It still could take years for construction to get rolling if state lawmakers manage to lift Wisconsin’s moratorium on nuclear development.
“Frankly, I don’t see it happening anytime soon,” said Todd Stuart, executive director of the Wisconsin Industrial Energy Group. “The utilities here are pretty small in comparison to some of the national ones, and it will probably take an outside investor to build a new one.”
Outside investors are not clamoring to get into Wisconsin, either. With the costs of nuclear plant construction so high and the permit process so lengthy in several states, most utilities focus on one project for several years, said Judy Rader, spokeswoman for Chicago-based Exelon Corp.
Exelon is exploring the possibility of building a nuclear plant in Victoria, Texas, but Rader said the company is still in early stages and not considering other projects.
“We’re not looking at building a plant in Wisconsin,” she said.
Nevertheless, lawmakers will take another crack at lifting the moratorium this fall.
State Rep. Jim Ott, R-Mequon, said if other lawmakers do not draft a bill, he will do it himself.
“If you want to talk about a benefit to the construction industry and not putting a big burden on ratepayers, then it’s time to talk about returning to nuclear energy,” he said.
But Ott might not need to write the bill. A proposal to repeal the moratorium might end up in a bill based on recommendations from the Governor’s Task Force on Global Warming. Although the task force did not recommend immediate construction of new power plants, members of the group said the state’s position against nuclear development needs reconsideration.
State Sen. Jeff Plale, D-South Milwaukee, is one of the lawmakers working on the task force recommendations bill. He said nothing in the bill is locked, but the authors are discussing nuclear power in Wisconsin.
“It doesn’t serve anyone well to cover their eyes and say they’re invisible,” Plale said. “The technology has drastically improved from where it was 10 years ago, and there’s a lot less discussion about negative impacts.”
The real downside for most opponents is a nuclear plant’s price tag, which can range from $5 billion to $8 billion.
Charlie Higley, executive director of the Citizens Utility Board of Wisconsin, said cost is the chief reason his group opposes nuclear power.
However, CUB finds itself in an interesting position because Higley was a member of the global warming task force. If a bill is put forward that mirrors the task force’s recommendations — including a modification of the state’s limits on nuclear development — he said CUB would support the bill.
But if the nuclear moratorium is handled in a standalone bill, he said, CUB would oppose.
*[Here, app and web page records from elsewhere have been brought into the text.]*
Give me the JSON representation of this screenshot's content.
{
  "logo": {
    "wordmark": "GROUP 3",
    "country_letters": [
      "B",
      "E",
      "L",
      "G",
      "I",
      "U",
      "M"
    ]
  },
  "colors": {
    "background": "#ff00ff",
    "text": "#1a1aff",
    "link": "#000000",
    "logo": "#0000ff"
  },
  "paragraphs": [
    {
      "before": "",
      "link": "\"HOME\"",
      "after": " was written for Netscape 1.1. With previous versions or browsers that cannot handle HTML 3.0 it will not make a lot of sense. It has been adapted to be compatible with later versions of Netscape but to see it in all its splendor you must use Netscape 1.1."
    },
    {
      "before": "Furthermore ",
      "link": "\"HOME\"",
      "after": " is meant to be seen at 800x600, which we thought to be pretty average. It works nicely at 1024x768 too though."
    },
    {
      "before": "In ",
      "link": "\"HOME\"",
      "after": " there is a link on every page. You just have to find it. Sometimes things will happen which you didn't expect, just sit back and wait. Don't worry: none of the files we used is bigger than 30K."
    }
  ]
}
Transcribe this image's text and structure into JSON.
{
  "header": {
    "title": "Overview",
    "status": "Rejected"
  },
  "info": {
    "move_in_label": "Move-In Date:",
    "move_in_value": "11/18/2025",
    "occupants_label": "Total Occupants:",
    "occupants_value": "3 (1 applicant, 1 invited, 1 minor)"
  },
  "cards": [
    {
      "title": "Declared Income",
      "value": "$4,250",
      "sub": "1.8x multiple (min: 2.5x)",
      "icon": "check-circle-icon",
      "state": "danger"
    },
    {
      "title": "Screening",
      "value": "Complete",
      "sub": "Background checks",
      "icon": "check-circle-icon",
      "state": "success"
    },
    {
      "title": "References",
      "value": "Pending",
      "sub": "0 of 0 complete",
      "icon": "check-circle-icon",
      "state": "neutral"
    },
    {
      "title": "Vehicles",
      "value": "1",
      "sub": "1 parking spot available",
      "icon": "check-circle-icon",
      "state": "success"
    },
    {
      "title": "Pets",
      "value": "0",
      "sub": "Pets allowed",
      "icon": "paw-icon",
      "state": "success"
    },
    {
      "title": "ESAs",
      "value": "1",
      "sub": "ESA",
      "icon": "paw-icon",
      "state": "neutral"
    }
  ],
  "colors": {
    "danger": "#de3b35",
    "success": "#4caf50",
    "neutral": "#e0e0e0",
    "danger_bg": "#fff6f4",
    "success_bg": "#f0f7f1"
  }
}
“We’d be agreeing to a lot of other things in a bill that mirrors the recommendations,” Higley said. “But as always, the devil’s in the details.”
Although Ott said new plants could provide many new jobs for Wisconsin workers, he also conceded the state’s approvals process could separate a repeal of the moratorium and construction by 10 years.
Plale agreed, but said all options need to be on the table.
“The dominating concern with a lot of these recommendations is cost,” he said. “Great ideas are great ideas, but we need to be able to make them work.
“But if we’re talking about reducing emissions, nuclear needs to at least be part of the discussion.”